Here are some miscellaneous notes I made on the recording:

– Michael Licona is 53 years old and is Nick Peter’s father-in-law.  Mike has been a Christian since age 10.

– Licona covers the difference between Acts 9, 22, and 26 accounts of Paul’s conversion in his big book on the resurrection of Christ.

– In the 1st Century, a single scroll had a maximum limit of 25,000 words.  Luke’s is the longest Gospel and comes in just below that at about 24,000 words.  Is this why the Luke 24 account of Christ’s post-resurrection appearances is compressed when compared to what Luke wrote about them in Acts 1?

– Licona has spent the last three years reading the Gospels (especially the synoptics) almost exclusively in Greek.

– Licona has ADD and an average IQ.  He has worked extra hard to achieve his academic status.

(Deeper Waters Podcast Schedule:  Mike Licona Interview:  Plutarch research and its impact on the Gospels)

Ancient and Modern Historiography: What Are The Gospels? | THINKAPOLOGETICS.COM

I think the writer here is Eric Chabot.  In any case, he is focused on the genre of the gospels.  In the conclusion, he writes:

It is my hope that more people will take the time to look at the genre of the books of the Bible and actually attempt to know what it is they are trying to interpret. While this may be a challenge for some people, it can be an incredibly rewarding experience.

The post is replete with facts and sources relevant to understaning the genre (literary framework) through which the gospel writers deliver their message.

Although there are many portions of this post that are worthy of excerpting, here is one that is particularly pithy [emphasis added]:

Michael Bird has recently noted that the content of the Gospels is singularly determined by Jewish Christian content, while the literary form of the Gospels is a clear sub-type of Graeco-Roman biography.

(8 min read; 2,020 words)

Ancient and Modern Historiography: What Are The Gospels? | THINKAPOLOGETICS.COM.

“The Early Text of the New Testament” is Now in Paperback – Michael Kruger

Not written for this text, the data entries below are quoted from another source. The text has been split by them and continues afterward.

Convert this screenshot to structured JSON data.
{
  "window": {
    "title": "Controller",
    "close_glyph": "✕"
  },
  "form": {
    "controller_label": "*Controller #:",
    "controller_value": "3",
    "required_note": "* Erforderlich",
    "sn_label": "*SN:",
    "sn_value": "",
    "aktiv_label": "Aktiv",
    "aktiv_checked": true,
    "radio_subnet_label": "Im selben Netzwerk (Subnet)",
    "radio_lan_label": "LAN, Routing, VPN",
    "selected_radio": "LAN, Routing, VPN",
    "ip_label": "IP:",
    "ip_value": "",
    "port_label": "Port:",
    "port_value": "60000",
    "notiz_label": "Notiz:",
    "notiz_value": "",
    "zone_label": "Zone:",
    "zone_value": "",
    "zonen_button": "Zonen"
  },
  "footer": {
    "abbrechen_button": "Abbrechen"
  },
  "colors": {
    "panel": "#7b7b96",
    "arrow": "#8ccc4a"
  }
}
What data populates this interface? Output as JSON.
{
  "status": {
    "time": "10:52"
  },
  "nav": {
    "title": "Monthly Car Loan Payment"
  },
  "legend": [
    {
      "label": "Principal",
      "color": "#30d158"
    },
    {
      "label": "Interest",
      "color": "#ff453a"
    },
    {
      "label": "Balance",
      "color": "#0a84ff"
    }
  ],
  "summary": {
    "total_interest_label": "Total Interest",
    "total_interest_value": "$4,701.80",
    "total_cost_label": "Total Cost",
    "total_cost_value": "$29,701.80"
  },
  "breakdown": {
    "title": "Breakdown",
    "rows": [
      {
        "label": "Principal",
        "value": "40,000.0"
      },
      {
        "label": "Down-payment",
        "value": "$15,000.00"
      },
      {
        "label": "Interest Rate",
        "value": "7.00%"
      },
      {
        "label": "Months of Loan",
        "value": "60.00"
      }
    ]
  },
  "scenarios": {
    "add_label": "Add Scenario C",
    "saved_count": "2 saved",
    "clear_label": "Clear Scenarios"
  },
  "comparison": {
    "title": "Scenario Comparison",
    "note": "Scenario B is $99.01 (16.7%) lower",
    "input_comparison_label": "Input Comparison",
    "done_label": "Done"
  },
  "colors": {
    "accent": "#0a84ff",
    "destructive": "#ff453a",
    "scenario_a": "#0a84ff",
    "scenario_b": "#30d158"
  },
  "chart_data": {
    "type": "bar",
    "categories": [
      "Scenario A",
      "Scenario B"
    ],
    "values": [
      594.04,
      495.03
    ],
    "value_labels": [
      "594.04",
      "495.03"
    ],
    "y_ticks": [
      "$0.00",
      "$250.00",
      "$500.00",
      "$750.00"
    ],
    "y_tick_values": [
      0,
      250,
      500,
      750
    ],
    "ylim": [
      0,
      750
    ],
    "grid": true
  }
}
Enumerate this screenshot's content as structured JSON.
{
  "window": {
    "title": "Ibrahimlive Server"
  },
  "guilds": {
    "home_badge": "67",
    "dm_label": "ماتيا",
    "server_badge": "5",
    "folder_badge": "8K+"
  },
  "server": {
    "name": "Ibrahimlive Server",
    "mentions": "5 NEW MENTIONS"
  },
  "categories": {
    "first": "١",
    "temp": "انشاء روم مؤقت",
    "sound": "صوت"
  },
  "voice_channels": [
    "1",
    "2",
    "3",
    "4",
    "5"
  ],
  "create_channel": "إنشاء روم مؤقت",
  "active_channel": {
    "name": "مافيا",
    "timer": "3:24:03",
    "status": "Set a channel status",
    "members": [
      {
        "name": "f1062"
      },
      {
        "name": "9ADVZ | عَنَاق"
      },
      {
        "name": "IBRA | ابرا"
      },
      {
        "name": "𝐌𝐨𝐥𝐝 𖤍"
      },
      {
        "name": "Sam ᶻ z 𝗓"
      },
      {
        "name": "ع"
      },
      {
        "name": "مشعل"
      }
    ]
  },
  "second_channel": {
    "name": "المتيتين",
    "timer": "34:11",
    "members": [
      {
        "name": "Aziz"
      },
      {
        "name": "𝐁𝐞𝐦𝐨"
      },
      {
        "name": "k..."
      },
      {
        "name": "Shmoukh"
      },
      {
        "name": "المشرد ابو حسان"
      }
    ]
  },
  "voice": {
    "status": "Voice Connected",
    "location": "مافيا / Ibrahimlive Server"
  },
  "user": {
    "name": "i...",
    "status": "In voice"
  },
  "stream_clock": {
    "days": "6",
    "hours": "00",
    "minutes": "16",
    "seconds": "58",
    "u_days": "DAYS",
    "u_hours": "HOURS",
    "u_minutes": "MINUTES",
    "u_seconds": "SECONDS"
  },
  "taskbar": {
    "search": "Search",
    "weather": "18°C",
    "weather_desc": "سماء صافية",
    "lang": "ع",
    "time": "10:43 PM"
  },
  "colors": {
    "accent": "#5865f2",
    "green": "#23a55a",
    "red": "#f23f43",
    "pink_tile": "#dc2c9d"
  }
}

Michael J. Kruger announces on his blog the availability of the paperback edition of this book ($45) for those who thought that the hardback edition ($175) was too expensive.  I think there is a Kindle version for $99 as well.)

Kruger edited this book along with Charles E. Hill, professor of New Testament at Reformed Theological Seminary in Orlando, Florida.

“The Early Text of the New Testament” is Now in Paperback | Canon Fodder.

Are There Other Resurrection Myths? – William Lane Craig

One of today’s urban myths is that antiquity is filled with myths of dying and rising gods of which Christianity was just a copy-cat formulation.  In less than two minutes, Christian philosopher William Lane Craig sets the record straight.

Are There Other Resurrection Myths? – YouTube.

(ht: Stephen J. Bedard at Hope’s Reason)

Early Church Growth – Justin Taylor

Justin Taylor reports:

Robert Louis Wilken, emeritus professor of history at the University of Virginia:

At the end of the first century there were fewer than ten thousand Christians in the Roman Empire. The population at the time numbered some sixty million, which meant that Christians made up one hundredth of one percent or 0.0017 percent according to the figures of a contemporary sociologist.

Of course, such numbers are estimates and must be taken with a grain of salt.  That said, they do bring Jesus’ words from Luke 12:32 to mind and remind us as well of the time of Gideon when God said to decrease – rather than increase – the number of warriors to be deployed for battle (see Judges 7, where God reduced Gideon’s army from 32,000 to 300).  As God said through Jonathan, “The Lord is not restrained to save by many or by few” (1 Samuel 14:6).

For the rest of this post from Justin Taylor, see Early Church Growth – Justin Taylor.

F.F. Bruce on Porneia in the Greco-Roman World (Gupta) | Crux Sola

In a brief excerpt from his commentary on 1 and 2 Thessalonians, F. F. Bruce explains why the apostles had to teach sexual purity – things we would have considered obvious – through the Mediterranean world.  (1 min read)

via F.F. Bruce on Porneia in the Greco-Roman World (Gupta) | Crux Sola.